DOLPHUS RAYMOND. The irascible Mr. Raymond first shares his secret of the paper sack with Scout and Dill before later telling them about how passionate he feels about the treatment of black people.
"Cry about the simple hell people give other people--without even thinking. Cry about the hell white people give colored folks without even stopping to think they're people, too." (Chapter 20)
MISS MAUDIE. Following the trial, Jem despairs that Atticus has no supporters in Maycomb. Maudie explains that it isn't so.
"I simply want to tell you that there are some men in this world who were born to do our unpleasant jobs for us. Your father's one of them." (Chapter 22)
SCOUT. Like Sheriff Tate, Scout agrees that charging Boo with killing Bob Ewell would be cruel punishment. She explains why to Atticus.
"Mr. Tate was right... it'd be sort of like shootin' a mockingbird, wouldn't it?" (Chapter 30)
ATTICUS FINCH. Perhaps the most compassionate moment of the novel comes during Atticus' final summation to the jury at the end of the trial of Tom Robinson.
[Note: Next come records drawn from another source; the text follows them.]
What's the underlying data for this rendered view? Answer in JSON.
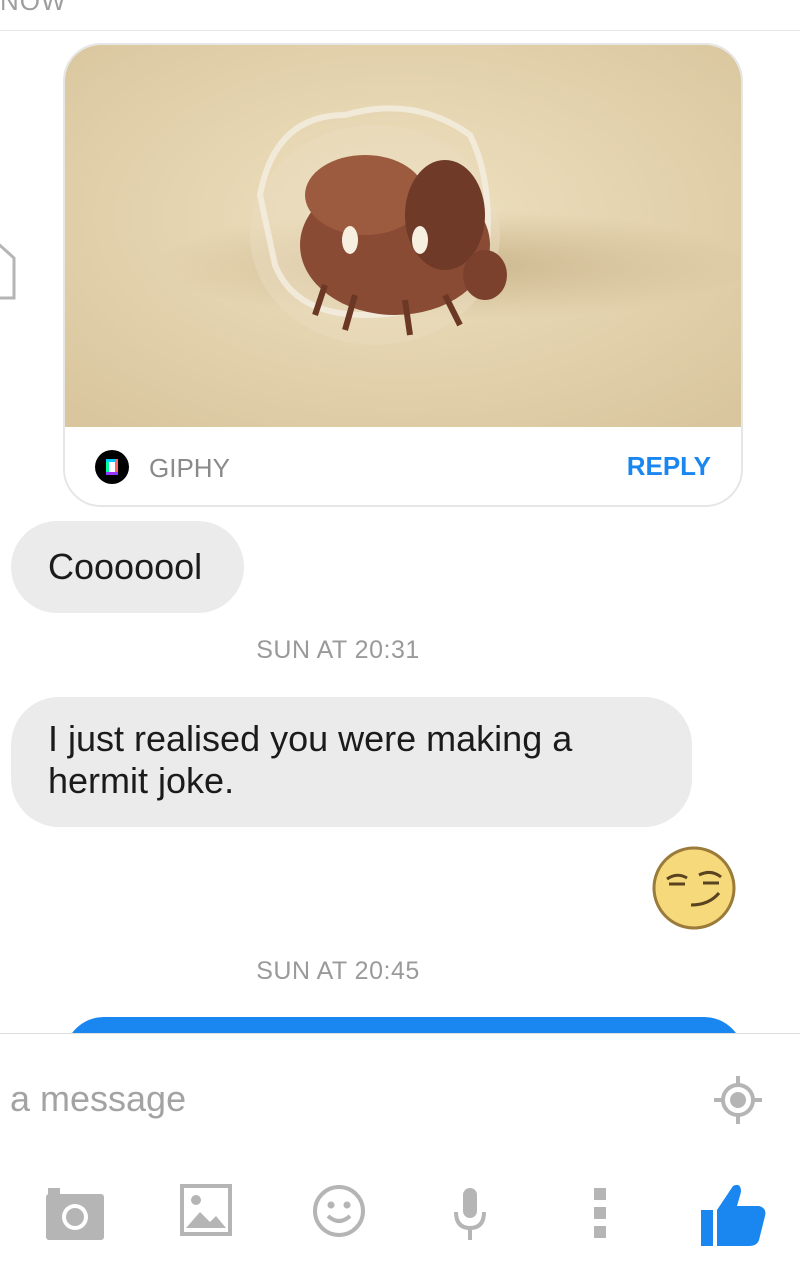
{
  "header": {
    "partial_title": "NOW"
  },
  "gif_card": {
    "provider": "GIPHY",
    "reply_label": "REPLY"
  },
  "messages": [
    {
      "text": "Cooooool"
    },
    {
      "text": "I just realised you were making a hermit joke."
    }
  ],
  "timestamps": [
    "SUN AT 20:31",
    "SUN AT 20:45"
  ],
  "composer": {
    "placeholder": "a message"
  },
  "toolbar": [
    "camera-icon",
    "gallery-icon",
    "emoji-icon",
    "microphone-icon",
    "more-icon",
    "like-icon"
  ],
  "colors": {
    "accent": "#1a86f0",
    "incoming_bubble": "#ebebeb",
    "icon_gray": "#b5b5b5"
  }
}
"... come to a decision and restore this defendant to his family. In the name of God, do your duty... In the name of God, believe him." (Chapter 20)